In Otto v. City of Boca Raton, Florida, (11th Cir., Nov. 20, 2020), the U.S. 11th Circuit Court of Appeals, in a 2-1 decision, struck down city and county ordinances in Florida that ban therapists from engaging in counseling or therapy aimed at changing a minor’s sexual orientation, reducing a minor’s sexual or romantic attractions, or changing a minor’s gender identity or expression. Support to minors undergoing gender transition, however is permitted. The majority said in part:
We understand and appreciate that the therapy is highly controversial. But the First Amendment has no carveout for controversial speech. We hold that the challenged ordinances violate the First Amendment because they are content-based regulations of speech that cannot survive strict scrutiny…

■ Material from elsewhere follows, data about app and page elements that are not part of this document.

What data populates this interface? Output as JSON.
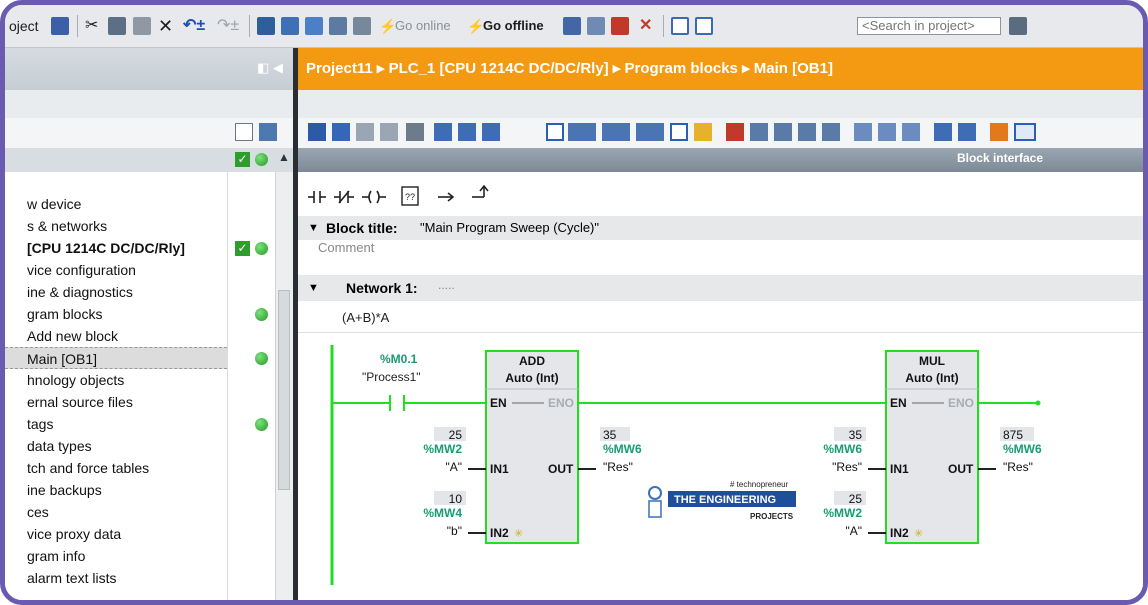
{
  "toolbar": {
    "project_label": "oject",
    "go_online": "Go online",
    "go_offline": "Go offline",
    "search_placeholder": "<Search in project>"
  },
  "breadcrumb": [
    "Project11",
    "PLC_1 [CPU 1214C DC/DC/Rly]",
    "Program blocks",
    "Main [OB1]"
  ],
  "block_interface_label": "Block interface",
  "tree": [
    {
      "label": "w device",
      "status": ""
    },
    {
      "label": "s & networks",
      "status": ""
    },
    {
      "label": "[CPU 1214C DC/DC/Rly]",
      "status": "check-dot",
      "bold": true
    },
    {
      "label": "vice configuration",
      "status": ""
    },
    {
      "label": "ine & diagnostics",
      "status": ""
    },
    {
      "label": "gram blocks",
      "status": "dot"
    },
    {
      "label": "Add new block",
      "status": ""
    },
    {
      "label": "Main [OB1]",
      "status": "dot",
      "selected": true
    },
    {
      "label": "hnology objects",
      "status": ""
    },
    {
      "label": "ernal source files",
      "status": ""
    },
    {
      "label": "tags",
      "status": "dot"
    },
    {
      "label": "data types",
      "status": ""
    },
    {
      "label": "tch and force tables",
      "status": ""
    },
    {
      "label": "ine backups",
      "status": ""
    },
    {
      "label": "ces",
      "status": ""
    },
    {
      "label": "vice proxy data",
      "status": ""
    },
    {
      "label": "gram info",
      "status": ""
    },
    {
      "label": "alarm text lists",
      "status": ""
    }
  ],
  "block": {
    "title_label": "Block title:",
    "title_value": "\"Main Program Sweep (Cycle)\"",
    "comment": "Comment"
  },
  "network": {
    "label": "Network 1:",
    "dots": ".....",
    "comment": "(A+B)*A"
  },
  "ladder": {
    "contact_addr": "%M0.1",
    "contact_name": "\"Process1\"",
    "add": {
      "name": "ADD",
      "type": "Auto (Int)",
      "en": "EN",
      "eno": "ENO",
      "in1": "IN1",
      "in2": "IN2",
      "out": "OUT",
      "in1_value": "25",
      "in1_addr": "%MW2",
      "in1_tag": "\"A\"",
      "in2_value": "10",
      "in2_addr": "%MW4",
      "in2_tag": "\"b\"",
      "out_value": "35",
      "out_addr": "%MW6",
      "out_tag": "\"Res\""
    },
    "mul": {
      "name": "MUL",
      "type": "Auto (Int)",
      "en": "EN",
      "eno": "ENO",
      "in1": "IN1",
      "in2": "IN2",
      "out": "OUT",
      "in1_value": "35",
      "in1_addr": "%MW6",
      "in1_tag": "\"Res\"",
      "in2_value": "25",
      "in2_addr": "%MW2",
      "in2_tag": "\"A\"",
      "out_value": "875",
      "out_addr": "%MW6",
      "out_tag": "\"Res\""
    }
  },
  "watermark": {
    "tag": "# technopreneur",
    "brand": "THE ENGINEERING",
    "sub": "PROJECTS"
  },
  "colors": {
    "accent": "#f39a12",
    "frame": "#6a5ab0",
    "power_flow": "#22dd22",
    "address": "#1a9c72"
  }
}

This decision allows speech that many find concerning—even dangerous. But consider the alternative. If the speech restrictions in these ordinances can stand, then so can their inverse. Local communities could prevent therapists from validating a client’s same-sex attractions if the city council deemed that message harmful…. People have intense moral, religious, and spiritual views about these matters—on all sides. And that is exactly why the First Amendment does not allow communities to determine how their neighbors may be counseled about matters of sexual orientation or gender.
Judge Martin, dissenting, said in part:
The majority is correct to say this case implicates sensitive considerations about when and how government bodies may regulate speech. Instances in which a speech restriction is narrowly tailored to serve a compelling interest are deservedly rare. But they do exist…. I believe the Localities’ narrow regulation of a harmful medical practice affecting vulnerable minors falls within the narrow band of permissibility.
Palm Beach Post reports on the decision.